§ **TASK**:
Take every line from the data that has the word "Women" in it.

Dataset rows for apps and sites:
───
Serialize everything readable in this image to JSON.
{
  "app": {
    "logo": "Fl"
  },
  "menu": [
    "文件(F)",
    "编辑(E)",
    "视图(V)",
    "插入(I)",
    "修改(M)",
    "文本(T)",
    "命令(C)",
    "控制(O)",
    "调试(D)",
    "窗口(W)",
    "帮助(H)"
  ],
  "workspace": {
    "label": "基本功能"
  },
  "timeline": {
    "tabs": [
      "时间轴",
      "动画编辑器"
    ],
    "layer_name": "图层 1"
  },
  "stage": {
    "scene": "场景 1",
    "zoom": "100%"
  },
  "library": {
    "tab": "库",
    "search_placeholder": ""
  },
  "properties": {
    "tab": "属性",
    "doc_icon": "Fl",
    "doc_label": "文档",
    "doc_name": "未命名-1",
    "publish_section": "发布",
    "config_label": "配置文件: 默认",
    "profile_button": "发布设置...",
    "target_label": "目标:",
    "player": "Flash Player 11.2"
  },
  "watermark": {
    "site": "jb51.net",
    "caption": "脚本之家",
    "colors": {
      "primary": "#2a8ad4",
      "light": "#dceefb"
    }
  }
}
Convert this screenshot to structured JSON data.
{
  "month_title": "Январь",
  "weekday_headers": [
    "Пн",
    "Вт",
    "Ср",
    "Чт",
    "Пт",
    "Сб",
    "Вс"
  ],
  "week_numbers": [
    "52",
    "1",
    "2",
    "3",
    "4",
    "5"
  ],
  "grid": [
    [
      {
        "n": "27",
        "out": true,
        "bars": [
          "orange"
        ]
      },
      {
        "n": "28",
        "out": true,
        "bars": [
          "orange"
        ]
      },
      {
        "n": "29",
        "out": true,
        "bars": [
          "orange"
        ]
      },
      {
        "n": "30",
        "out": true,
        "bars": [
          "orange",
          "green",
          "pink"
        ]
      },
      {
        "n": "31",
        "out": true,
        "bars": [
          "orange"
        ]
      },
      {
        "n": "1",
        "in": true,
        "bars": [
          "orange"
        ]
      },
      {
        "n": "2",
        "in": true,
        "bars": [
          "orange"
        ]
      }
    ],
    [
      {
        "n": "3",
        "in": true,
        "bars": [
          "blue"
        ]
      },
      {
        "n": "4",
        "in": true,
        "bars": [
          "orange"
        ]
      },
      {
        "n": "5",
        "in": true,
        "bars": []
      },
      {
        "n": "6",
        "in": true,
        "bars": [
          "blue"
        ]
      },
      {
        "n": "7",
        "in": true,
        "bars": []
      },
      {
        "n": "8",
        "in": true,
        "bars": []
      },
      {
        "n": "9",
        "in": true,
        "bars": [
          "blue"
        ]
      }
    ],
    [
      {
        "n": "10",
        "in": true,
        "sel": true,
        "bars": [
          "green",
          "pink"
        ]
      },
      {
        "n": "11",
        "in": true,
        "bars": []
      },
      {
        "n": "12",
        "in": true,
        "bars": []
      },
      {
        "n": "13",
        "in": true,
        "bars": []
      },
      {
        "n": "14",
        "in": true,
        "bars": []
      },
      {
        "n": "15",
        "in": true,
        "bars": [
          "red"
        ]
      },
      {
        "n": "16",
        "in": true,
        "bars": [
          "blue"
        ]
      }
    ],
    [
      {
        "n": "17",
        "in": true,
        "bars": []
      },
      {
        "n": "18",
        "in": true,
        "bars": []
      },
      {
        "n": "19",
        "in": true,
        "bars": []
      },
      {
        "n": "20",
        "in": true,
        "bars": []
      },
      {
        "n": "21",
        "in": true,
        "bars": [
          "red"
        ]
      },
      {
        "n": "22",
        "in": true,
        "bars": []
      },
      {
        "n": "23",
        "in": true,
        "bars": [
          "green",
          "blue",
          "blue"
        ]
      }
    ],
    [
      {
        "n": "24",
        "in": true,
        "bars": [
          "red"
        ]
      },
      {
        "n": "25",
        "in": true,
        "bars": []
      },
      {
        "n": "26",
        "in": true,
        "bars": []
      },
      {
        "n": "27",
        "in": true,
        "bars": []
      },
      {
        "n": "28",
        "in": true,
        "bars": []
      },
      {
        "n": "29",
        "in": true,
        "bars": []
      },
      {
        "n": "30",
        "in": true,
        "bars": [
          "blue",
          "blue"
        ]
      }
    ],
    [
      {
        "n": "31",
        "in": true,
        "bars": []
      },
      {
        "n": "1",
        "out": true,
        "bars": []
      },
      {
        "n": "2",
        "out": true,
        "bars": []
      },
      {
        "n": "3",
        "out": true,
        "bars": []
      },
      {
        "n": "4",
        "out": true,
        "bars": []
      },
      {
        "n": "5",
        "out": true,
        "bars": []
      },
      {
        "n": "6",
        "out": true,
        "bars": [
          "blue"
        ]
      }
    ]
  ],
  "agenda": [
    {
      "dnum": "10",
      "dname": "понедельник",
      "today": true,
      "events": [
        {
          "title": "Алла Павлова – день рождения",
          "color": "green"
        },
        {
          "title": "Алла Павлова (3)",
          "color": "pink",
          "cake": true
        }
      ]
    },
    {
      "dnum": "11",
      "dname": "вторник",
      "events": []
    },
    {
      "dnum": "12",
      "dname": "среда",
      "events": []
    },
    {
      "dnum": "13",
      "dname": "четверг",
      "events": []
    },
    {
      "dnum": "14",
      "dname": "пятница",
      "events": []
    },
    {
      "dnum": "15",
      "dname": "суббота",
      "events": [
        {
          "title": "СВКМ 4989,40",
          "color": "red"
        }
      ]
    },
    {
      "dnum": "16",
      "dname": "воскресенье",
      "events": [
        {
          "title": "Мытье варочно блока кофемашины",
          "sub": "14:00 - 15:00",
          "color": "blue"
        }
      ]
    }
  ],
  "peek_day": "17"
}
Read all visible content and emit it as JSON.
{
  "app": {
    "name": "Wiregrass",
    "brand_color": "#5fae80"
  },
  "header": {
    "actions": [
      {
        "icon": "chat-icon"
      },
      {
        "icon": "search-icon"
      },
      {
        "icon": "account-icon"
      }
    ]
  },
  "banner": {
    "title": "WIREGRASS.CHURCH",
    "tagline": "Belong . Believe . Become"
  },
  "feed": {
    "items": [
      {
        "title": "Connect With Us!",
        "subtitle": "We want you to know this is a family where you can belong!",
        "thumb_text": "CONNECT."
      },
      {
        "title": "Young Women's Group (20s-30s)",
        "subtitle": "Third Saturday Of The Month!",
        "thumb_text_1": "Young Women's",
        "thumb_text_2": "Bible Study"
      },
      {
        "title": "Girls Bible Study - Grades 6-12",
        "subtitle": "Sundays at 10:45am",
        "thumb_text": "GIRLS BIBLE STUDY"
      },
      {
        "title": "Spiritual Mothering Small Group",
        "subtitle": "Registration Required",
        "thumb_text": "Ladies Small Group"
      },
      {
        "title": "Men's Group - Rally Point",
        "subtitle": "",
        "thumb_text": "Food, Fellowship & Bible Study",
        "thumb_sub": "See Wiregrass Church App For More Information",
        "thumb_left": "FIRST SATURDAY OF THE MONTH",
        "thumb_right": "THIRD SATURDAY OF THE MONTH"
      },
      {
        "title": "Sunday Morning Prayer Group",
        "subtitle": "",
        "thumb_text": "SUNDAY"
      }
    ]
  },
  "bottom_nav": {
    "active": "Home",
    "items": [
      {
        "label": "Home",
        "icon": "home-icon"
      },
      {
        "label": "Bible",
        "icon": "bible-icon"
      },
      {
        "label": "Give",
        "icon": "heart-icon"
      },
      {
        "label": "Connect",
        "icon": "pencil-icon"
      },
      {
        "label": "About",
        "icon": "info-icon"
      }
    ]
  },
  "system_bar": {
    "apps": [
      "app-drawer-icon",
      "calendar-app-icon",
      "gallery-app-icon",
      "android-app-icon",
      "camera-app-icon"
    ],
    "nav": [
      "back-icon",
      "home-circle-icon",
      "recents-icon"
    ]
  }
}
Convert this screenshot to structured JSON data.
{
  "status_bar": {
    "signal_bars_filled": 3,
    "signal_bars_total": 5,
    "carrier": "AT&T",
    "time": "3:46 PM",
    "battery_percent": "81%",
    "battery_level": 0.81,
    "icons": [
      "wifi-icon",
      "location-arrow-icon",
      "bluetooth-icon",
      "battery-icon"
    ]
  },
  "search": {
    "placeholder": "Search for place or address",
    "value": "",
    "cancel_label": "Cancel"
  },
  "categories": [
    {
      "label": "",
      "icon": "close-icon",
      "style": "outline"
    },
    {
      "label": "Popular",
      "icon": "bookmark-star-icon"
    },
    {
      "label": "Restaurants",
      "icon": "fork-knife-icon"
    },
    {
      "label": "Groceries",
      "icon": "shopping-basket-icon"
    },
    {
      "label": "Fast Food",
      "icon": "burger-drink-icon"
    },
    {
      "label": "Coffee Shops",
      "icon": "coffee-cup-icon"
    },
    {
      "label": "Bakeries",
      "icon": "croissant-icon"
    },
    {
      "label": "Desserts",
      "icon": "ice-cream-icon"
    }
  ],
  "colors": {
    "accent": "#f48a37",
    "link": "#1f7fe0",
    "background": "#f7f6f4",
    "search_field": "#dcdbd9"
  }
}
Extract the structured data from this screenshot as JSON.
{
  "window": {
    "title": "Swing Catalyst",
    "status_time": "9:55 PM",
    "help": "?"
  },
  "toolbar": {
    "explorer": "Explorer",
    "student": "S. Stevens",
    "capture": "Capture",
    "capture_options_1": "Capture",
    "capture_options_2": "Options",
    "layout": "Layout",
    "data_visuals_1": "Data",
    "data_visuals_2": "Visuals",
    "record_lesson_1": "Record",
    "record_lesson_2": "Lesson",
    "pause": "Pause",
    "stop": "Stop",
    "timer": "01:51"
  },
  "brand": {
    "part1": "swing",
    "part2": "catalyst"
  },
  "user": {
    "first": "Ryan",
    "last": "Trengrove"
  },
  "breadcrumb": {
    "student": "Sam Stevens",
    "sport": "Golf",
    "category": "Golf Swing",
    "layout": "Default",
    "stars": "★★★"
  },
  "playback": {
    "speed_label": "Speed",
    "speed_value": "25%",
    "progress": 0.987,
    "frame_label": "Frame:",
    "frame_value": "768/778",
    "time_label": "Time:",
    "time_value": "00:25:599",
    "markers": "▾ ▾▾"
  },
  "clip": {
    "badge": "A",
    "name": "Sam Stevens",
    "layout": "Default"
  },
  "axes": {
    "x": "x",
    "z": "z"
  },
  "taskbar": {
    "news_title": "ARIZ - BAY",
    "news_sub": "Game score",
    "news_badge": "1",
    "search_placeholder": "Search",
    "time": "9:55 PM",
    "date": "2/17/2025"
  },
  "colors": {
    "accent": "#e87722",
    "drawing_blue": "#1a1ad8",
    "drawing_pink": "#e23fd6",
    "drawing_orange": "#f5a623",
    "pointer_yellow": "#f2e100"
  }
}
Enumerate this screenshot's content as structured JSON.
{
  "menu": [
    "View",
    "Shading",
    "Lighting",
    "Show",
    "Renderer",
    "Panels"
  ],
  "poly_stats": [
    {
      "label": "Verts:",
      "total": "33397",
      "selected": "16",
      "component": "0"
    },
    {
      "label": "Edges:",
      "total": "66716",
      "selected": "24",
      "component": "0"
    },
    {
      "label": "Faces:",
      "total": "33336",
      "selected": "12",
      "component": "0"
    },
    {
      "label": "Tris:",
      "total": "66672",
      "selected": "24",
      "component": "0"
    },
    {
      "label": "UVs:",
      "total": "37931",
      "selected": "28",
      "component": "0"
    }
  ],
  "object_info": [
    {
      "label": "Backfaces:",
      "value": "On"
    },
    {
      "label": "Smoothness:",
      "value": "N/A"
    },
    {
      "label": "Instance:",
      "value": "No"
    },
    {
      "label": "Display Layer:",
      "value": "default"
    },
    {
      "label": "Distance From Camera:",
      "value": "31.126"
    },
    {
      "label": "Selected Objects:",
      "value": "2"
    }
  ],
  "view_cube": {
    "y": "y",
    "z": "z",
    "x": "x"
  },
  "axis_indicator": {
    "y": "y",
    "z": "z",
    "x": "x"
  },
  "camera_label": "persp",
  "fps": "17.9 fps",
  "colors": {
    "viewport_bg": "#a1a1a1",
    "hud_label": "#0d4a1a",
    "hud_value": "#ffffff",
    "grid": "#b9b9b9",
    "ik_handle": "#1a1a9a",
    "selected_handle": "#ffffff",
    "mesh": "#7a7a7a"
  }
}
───
§ **SOLUTION FOR THIS TASK**:
        "title": "Young Women's Group (20s-30s)",
        "thumb_text_1": "Young Women's",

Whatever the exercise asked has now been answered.